On the second question, it is a matter of fact that the State of Osun’s House of Assemby in 2016 amended relevant provisions of the State’s Local Government (Creation and Administration) Law 2015 to prescribe parliamentary democracy at the LGs in the State. The Governor subsequently assented to the law and it has since be gazzetted. As i type this, i am not aware of any invalidation of that law by any court of competent jurusdiction in Nigeria. Thus, the law remains a valid law of the State pursuant to the above section 7 & 8 of the Nigerian Constitution. To that extent too, we can safely conclude that there is a Law of the State of Osun backing a parliamentary system of government at the LGs.
On the third and last question, it is true that only the presidential system of government is allowed or constitutional for Federal and State governments elections in Nigeria. This is clearly provided for under section 5 which vests executive powers in the President and the State Governors respectively; and also section 4 which vests legislative powers in the National Assembly and the State Houses of Assembly respectively. However, there is no any such express or implied provision in respect of the local governments in Nigeria. Indeed, section 8 which qualifies or regulates the extent of State Laws for LGs under section 7 did not also make any express or implied provisions regarding “establishment” and “structure” of government at the LGs levels in Nigeria.
In conclusion, the recent or ongoing outcry about the impending parliamentary elections at the State of Osun’s LGs is distracting, unnecessary, baseless and unwarranted. In other words, it is within the constitutional powers of the State of Osun to enact a State Law on the “establishment” and “structure” of government at the LGs in the State. Parliamentary system is a democracy and there is no breach of the 1999 Constitution of Nigeria in the adoption of parliamentary system by any State of Nigeria in their LGs elections.

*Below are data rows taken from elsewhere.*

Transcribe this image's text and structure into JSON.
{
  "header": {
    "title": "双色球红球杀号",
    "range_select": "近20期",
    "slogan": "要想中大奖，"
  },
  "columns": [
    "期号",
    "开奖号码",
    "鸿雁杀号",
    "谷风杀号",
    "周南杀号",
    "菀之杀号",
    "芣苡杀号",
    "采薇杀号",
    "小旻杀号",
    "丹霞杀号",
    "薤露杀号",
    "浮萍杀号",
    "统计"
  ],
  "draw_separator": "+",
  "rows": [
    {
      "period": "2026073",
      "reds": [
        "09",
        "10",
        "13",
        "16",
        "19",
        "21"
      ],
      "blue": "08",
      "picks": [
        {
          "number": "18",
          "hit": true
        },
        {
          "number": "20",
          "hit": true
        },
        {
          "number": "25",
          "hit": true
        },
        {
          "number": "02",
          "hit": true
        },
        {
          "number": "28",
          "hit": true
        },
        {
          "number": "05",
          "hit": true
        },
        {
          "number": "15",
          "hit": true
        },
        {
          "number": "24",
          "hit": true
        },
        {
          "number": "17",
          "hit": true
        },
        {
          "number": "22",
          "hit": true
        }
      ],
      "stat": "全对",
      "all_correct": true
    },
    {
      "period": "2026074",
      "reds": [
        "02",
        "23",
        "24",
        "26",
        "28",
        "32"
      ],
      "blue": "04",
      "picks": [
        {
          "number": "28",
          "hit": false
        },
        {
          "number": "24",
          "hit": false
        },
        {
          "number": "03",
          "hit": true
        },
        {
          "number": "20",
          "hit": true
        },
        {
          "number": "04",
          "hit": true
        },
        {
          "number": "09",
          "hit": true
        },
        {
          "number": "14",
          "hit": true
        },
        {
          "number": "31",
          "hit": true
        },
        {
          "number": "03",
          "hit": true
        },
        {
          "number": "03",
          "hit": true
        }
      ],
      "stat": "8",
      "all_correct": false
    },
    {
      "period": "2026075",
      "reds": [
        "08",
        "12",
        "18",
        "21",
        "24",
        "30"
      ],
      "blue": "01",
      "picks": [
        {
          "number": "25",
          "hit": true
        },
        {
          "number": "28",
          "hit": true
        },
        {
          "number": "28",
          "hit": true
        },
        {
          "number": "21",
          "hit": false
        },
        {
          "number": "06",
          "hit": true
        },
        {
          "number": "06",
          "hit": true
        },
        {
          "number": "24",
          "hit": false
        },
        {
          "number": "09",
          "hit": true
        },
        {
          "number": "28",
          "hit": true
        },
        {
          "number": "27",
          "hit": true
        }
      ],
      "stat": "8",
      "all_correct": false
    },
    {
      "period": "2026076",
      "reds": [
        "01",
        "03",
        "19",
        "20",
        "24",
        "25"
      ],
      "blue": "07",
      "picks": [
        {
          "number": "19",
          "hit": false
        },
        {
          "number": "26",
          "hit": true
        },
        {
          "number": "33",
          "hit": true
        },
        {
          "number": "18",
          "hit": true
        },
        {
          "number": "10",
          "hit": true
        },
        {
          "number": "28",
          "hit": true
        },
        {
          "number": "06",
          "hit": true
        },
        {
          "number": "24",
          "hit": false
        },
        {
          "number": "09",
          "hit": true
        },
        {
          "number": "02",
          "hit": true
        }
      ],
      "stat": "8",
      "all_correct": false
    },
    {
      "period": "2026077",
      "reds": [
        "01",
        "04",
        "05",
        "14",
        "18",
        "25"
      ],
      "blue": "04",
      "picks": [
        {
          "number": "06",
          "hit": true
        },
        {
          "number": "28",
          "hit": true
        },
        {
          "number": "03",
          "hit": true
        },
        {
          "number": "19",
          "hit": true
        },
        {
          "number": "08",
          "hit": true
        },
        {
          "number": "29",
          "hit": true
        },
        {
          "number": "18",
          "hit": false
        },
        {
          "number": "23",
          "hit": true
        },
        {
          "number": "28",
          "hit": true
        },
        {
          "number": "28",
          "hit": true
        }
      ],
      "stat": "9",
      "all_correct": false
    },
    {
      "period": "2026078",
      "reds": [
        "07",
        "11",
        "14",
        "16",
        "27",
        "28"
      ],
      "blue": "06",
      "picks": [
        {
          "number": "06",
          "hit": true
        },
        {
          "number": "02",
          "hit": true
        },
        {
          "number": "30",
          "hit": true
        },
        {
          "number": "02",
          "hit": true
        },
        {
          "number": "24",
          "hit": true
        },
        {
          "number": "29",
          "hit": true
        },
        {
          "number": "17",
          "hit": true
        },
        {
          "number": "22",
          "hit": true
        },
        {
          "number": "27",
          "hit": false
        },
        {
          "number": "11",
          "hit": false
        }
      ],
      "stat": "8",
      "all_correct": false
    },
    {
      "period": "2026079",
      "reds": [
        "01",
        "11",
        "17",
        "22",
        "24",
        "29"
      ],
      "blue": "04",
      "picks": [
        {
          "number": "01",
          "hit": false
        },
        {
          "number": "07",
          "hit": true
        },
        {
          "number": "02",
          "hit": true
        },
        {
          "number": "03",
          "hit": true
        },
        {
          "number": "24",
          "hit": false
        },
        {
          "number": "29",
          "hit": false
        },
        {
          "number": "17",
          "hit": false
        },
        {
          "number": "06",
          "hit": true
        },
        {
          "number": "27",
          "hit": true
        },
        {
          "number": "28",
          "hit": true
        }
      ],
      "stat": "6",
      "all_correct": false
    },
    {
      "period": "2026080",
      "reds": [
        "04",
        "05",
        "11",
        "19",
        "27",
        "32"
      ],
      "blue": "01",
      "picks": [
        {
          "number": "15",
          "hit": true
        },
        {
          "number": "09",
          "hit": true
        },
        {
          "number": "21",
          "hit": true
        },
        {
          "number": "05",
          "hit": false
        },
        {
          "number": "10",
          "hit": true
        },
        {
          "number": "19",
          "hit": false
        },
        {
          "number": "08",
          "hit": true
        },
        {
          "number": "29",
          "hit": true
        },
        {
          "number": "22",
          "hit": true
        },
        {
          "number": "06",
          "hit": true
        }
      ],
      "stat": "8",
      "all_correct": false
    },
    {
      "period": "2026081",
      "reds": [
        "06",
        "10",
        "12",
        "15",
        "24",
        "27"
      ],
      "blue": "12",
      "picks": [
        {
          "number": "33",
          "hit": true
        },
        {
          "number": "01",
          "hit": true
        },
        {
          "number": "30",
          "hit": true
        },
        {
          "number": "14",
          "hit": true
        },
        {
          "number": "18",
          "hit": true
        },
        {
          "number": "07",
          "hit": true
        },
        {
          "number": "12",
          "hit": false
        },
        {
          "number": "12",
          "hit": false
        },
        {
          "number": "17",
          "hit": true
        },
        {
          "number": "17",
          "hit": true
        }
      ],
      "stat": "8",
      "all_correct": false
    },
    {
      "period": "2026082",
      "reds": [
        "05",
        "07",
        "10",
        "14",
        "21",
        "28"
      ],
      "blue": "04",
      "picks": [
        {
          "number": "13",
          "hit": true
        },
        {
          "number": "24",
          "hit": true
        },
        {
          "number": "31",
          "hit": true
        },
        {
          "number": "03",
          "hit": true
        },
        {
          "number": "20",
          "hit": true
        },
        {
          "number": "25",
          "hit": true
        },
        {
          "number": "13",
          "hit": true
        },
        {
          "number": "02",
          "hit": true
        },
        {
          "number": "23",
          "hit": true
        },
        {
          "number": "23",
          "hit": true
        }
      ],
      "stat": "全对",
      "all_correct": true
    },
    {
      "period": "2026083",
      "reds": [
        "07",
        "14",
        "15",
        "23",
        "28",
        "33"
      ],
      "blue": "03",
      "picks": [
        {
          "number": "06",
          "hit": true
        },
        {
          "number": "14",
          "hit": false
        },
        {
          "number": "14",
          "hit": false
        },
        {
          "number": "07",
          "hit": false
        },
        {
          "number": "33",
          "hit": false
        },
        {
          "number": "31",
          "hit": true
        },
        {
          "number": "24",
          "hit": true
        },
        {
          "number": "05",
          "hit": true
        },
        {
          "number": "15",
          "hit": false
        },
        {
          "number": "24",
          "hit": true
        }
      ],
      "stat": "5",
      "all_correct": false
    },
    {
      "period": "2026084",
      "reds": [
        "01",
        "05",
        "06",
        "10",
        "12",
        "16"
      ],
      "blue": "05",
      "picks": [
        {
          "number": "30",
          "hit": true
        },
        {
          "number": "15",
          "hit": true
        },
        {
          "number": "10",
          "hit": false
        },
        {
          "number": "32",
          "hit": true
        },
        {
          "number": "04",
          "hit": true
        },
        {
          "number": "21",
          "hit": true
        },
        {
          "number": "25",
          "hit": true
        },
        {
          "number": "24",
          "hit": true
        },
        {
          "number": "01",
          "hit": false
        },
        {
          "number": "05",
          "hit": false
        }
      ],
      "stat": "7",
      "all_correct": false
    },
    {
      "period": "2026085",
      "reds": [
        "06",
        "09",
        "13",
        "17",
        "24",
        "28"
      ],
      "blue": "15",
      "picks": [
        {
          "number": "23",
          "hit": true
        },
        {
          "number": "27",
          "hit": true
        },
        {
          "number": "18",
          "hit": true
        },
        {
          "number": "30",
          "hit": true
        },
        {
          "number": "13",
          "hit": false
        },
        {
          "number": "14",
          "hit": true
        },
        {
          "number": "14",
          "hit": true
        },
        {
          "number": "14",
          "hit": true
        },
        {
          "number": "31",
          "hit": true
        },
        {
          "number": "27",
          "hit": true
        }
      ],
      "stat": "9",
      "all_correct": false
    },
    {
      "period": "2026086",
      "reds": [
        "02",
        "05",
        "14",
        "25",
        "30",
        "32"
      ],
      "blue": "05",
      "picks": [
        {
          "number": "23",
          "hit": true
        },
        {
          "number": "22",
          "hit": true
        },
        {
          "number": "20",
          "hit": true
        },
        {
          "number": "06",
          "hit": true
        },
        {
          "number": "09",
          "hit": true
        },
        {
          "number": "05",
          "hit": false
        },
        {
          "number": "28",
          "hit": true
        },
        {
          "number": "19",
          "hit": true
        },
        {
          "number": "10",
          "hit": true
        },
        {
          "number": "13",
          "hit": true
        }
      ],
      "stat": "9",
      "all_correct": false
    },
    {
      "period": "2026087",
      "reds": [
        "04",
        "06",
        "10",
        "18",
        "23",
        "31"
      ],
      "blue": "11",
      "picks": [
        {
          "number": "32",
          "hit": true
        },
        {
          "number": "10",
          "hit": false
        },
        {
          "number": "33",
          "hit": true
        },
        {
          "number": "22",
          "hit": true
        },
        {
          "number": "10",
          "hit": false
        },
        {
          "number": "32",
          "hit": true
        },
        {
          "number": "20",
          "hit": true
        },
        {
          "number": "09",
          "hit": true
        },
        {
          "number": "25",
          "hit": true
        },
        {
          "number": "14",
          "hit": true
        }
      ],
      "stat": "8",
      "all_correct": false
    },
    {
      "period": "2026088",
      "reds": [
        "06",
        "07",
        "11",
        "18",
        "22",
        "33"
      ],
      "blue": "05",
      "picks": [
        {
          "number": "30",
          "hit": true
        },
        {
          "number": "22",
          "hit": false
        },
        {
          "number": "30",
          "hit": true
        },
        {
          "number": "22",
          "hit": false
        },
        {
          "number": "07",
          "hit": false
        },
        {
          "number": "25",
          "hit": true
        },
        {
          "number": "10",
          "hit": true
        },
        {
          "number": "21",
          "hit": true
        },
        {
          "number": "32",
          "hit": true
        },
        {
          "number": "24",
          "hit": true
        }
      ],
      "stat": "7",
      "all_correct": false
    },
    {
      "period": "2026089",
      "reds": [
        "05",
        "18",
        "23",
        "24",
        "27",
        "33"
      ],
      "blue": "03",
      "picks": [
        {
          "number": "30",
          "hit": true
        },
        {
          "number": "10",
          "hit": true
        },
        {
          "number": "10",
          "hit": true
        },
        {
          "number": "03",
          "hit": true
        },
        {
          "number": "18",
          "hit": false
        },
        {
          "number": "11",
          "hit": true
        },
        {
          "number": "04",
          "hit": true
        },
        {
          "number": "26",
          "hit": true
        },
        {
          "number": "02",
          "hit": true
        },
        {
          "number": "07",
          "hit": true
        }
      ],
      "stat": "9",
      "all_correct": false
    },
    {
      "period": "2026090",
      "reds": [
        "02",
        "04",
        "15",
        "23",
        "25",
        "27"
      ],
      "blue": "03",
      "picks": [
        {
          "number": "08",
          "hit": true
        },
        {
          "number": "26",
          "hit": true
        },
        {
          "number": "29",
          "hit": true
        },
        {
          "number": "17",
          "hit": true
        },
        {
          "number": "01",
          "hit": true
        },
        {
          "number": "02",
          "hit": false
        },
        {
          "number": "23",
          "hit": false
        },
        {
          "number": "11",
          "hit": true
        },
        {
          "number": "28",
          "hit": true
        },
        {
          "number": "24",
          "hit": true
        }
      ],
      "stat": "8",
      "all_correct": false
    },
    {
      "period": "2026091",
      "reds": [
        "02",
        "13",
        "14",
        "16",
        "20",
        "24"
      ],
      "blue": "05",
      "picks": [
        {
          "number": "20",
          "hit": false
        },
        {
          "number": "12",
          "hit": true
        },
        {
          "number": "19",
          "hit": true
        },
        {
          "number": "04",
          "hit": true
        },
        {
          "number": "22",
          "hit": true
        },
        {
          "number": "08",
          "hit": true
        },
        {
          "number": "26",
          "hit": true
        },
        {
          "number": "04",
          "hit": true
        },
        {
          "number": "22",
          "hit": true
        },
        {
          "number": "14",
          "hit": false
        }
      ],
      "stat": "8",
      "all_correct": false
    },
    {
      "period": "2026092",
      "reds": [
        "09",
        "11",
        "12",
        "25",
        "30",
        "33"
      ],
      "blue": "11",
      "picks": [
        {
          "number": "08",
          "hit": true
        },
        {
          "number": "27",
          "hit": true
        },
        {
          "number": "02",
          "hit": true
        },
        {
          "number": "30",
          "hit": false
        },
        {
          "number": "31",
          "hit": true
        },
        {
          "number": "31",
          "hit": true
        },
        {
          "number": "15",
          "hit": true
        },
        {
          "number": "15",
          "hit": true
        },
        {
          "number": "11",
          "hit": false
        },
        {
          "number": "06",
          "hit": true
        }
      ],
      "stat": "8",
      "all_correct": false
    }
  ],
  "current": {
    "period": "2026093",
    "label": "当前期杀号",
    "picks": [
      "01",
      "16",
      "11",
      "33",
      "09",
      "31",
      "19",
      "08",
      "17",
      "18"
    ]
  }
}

Note: I do not consider it necessary to dwell on the merits or demerits of a parliamentary system of government here. That’s a discussion for another day.